Brief: Output each entry below as it stands, leaving out every picture.

Given information:
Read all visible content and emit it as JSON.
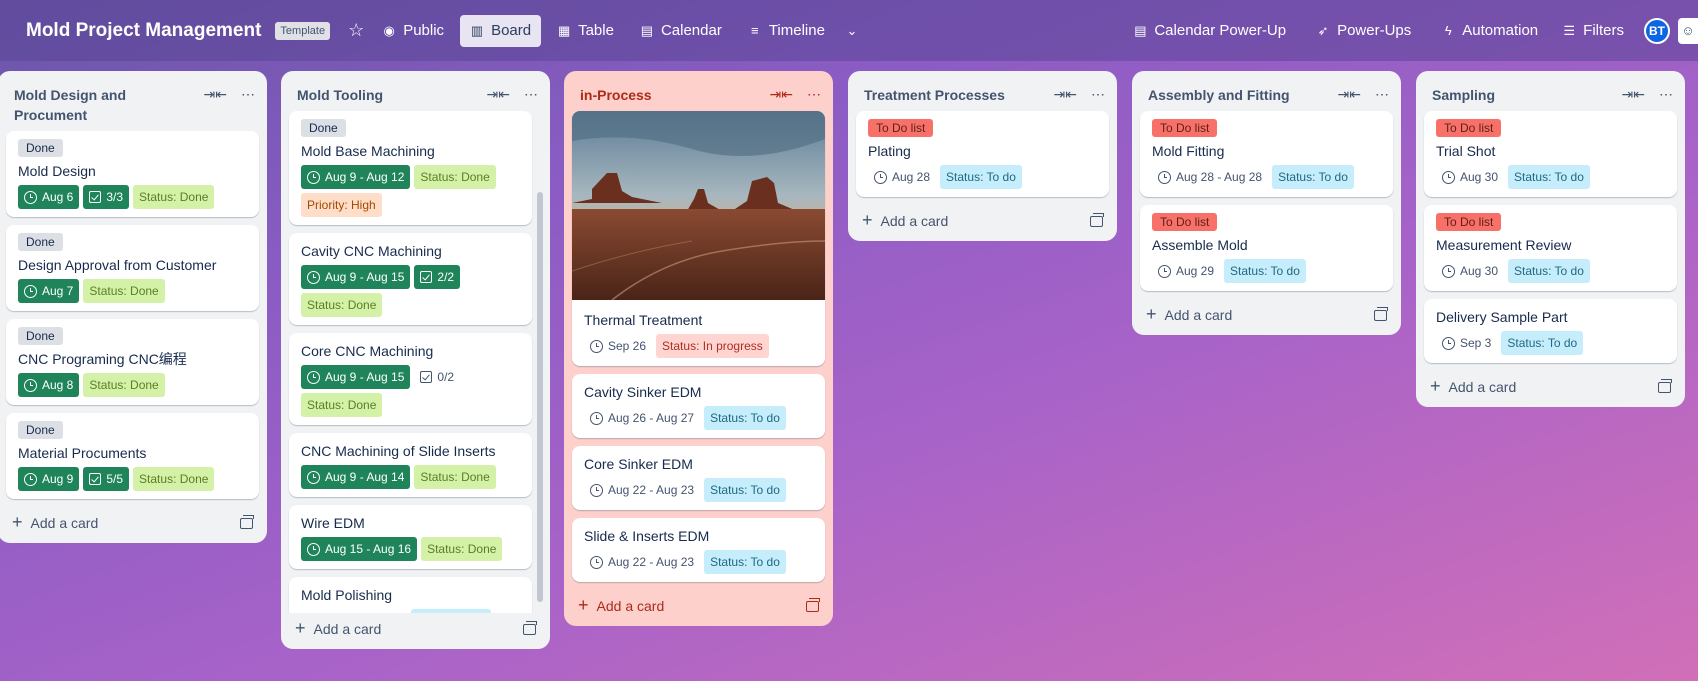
{
  "header": {
    "title": "Mold Project Management",
    "template_badge": "Template",
    "visibility": "Public",
    "views": [
      "Board",
      "Table",
      "Calendar",
      "Timeline"
    ],
    "right": [
      "Calendar Power-Up",
      "Power-Ups",
      "Automation",
      "Filters"
    ],
    "avatar": "BT"
  },
  "lists": [
    {
      "title": "Mold Design and Procument",
      "cards": [
        {
          "label": "Done",
          "title": "Mold Design",
          "date": "Aug 6",
          "check": "3/3",
          "status": "Status: Done"
        },
        {
          "label": "Done",
          "title": "Design Approval from Customer",
          "date": "Aug 7",
          "status": "Status: Done"
        },
        {
          "label": "Done",
          "title": "CNC Programing CNC编程",
          "date": "Aug 8",
          "status": "Status: Done"
        },
        {
          "label": "Done",
          "title": "Material Procuments",
          "date": "Aug 9",
          "check": "5/5",
          "status": "Status: Done"
        }
      ],
      "add": "Add a card"
    },
    {
      "title": "Mold Tooling",
      "cards": [
        {
          "label": "Done",
          "title": "Mold Base Machining",
          "date": "Aug 9 - Aug 12",
          "status": "Status: Done",
          "priority": "Priority: High"
        },
        {
          "title": "Cavity CNC Machining",
          "date": "Aug 9 - Aug 15",
          "check": "2/2",
          "status": "Status: Done"
        },
        {
          "title": "Core CNC Machining",
          "date": "Aug 9 - Aug 15",
          "check": "0/2",
          "status": "Status: Done"
        },
        {
          "title": "CNC Machining of Slide Inserts",
          "date": "Aug 9 - Aug 14",
          "status": "Status: Done"
        },
        {
          "title": "Wire EDM",
          "date": "Aug 15 - Aug 16",
          "status": "Status: Done"
        },
        {
          "title": "Mold Polishing"
        }
      ],
      "add": "Add a card"
    },
    {
      "title": "in-Process",
      "cards": [
        {
          "title": "Thermal Treatment",
          "date": "Sep 26",
          "status": "Status: In progress"
        },
        {
          "title": "Cavity Sinker EDM",
          "date": "Aug 26 - Aug 27",
          "status": "Status: To do"
        },
        {
          "title": "Core Sinker EDM",
          "date": "Aug 22 - Aug 23",
          "status": "Status: To do"
        },
        {
          "title": "Slide & Inserts EDM",
          "date": "Aug 22 - Aug 23",
          "status": "Status: To do"
        }
      ],
      "add": "Add a card"
    },
    {
      "title": "Treatment Processes",
      "cards": [
        {
          "label": "To Do list",
          "title": "Plating",
          "date": "Aug 28",
          "status": "Status: To do"
        }
      ],
      "add": "Add a card"
    },
    {
      "title": "Assembly and Fitting",
      "cards": [
        {
          "label": "To Do list",
          "title": "Mold Fitting",
          "date": "Aug 28 - Aug 28",
          "status": "Status: To do"
        },
        {
          "label": "To Do list",
          "title": "Assemble Mold",
          "date": "Aug 29",
          "status": "Status: To do"
        }
      ],
      "add": "Add a card"
    },
    {
      "title": "Sampling",
      "cards": [
        {
          "label": "To Do list",
          "title": "Trial Shot",
          "date": "Aug 30",
          "status": "Status: To do"
        },
        {
          "label": "To Do list",
          "title": "Measurement Review",
          "date": "Aug 30",
          "status": "Status: To do"
        },
        {
          "title": "Delivery Sample Part",
          "date": "Sep 3",
          "status": "Status: To do"
        }
      ],
      "add": "Add a card"
    }
  ]
}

Solution for this task:
Read all visible content and emit it as JSON.
{
  "header": {
    "title": "Mold Project Management",
    "template_badge": "Template",
    "visibility": "Public",
    "views": [
      "Board",
      "Table",
      "Calendar",
      "Timeline"
    ],
    "right": [
      "Calendar Power-Up",
      "Power-Ups",
      "Automation",
      "Filters"
    ],
    "avatar": "BT"
  },
  "lists": [
    {
      "title": "Mold Design and Procument",
      "cards": [
        {
          "label": "Done",
          "title": "Mold Design",
          "date": "Aug 6",
          "check": "3/3",
          "status": "Status: Done"
        },
        {
          "label": "Done",
          "title": "Design Approval from Customer",
          "date": "Aug 7",
          "status": "Status: Done"
        },
        {
          "label": "Done",
          "title": "CNC Programing CNC编程",
          "date": "Aug 8",
          "status": "Status: Done"
        },
        {
          "label": "Done",
          "title": "Material Procuments",
          "date": "Aug 9",
          "check": "5/5",
          "status": "Status: Done"
        }
      ],
      "add": "Add a card"
    },
    {
      "title": "Mold Tooling",
      "cards": [
        {
          "label": "Done",
          "title": "Mold Base Machining",
          "date": "Aug 9 - Aug 12",
          "status": "Status: Done",
          "priority": "Priority: High"
        },
        {
          "title": "Cavity CNC Machining",
          "date": "Aug 9 - Aug 15",
          "check": "2/2",
          "status": "Status: Done"
        },
        {
          "title": "Core CNC Machining",
          "date": "Aug 9 - Aug 15",
          "check": "0/2",
          "status": "Status: Done"
        },
        {
          "title": "CNC Machining of Slide Inserts",
          "date": "Aug 9 - Aug 14",
          "status": "Status: Done"
        },
        {
          "title": "Wire EDM",
          "date": "Aug 15 - Aug 16",
          "status": "Status: Done"
        },
        {
          "title": "Mold Polishing"
        }
      ],
      "add": "Add a card"
    },
    {
      "title": "in-Process",
      "cards": [
        {
          "title": "Thermal Treatment",
          "date": "Sep 26",
          "status": "Status: In progress"
        },
        {
          "title": "Cavity Sinker EDM",
          "date": "Aug 26 - Aug 27",
          "status": "Status: To do"
        },
        {
          "title": "Core Sinker EDM",
          "date": "Aug 22 - Aug 23",
          "status": "Status: To do"
        },
        {
          "title": "Slide & Inserts EDM",
          "date": "Aug 22 - Aug 23",
          "status": "Status: To do"
        }
      ],
      "add": "Add a card"
    },
    {
      "title": "Treatment Processes",
      "cards": [
        {
          "label": "To Do list",
          "title": "Plating",
          "date": "Aug 28",
          "status": "Status: To do"
        }
      ],
      "add": "Add a card"
    },
    {
      "title": "Assembly and Fitting",
      "cards": [
        {
          "label": "To Do list",
          "title": "Mold Fitting",
          "date": "Aug 28 - Aug 28",
          "status": "Status: To do"
        },
        {
          "label": "To Do list",
          "title": "Assemble Mold",
          "date": "Aug 29",
          "status": "Status: To do"
        }
      ],
      "add": "Add a card"
    },
    {
      "title": "Sampling",
      "cards": [
        {
          "label": "To Do list",
          "title": "Trial Shot",
          "date": "Aug 30",
          "status": "Status: To do"
        },
        {
          "label": "To Do list",
          "title": "Measurement Review",
          "date": "Aug 30",
          "status": "Status: To do"
        },
        {
          "title": "Delivery Sample Part",
          "date": "Sep 3",
          "status": "Status: To do"
        }
      ],
      "add": "Add a card"
    }
  ]
}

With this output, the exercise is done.